- **PROBLEM**: Every line with the string "title" should be copied from the data.

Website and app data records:
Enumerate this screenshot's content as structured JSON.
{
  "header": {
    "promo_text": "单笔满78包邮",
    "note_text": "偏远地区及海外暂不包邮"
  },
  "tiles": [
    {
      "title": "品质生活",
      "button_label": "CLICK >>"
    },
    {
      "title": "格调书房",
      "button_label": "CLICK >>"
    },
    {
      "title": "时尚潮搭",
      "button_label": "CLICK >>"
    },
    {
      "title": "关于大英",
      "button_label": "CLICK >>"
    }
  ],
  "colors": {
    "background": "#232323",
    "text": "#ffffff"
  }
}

- **RESPONSE AREA**:
      "title": "品质生活",
      "title": "格调书房",
      "title": "时尚潮搭",
      "title": "关于大英",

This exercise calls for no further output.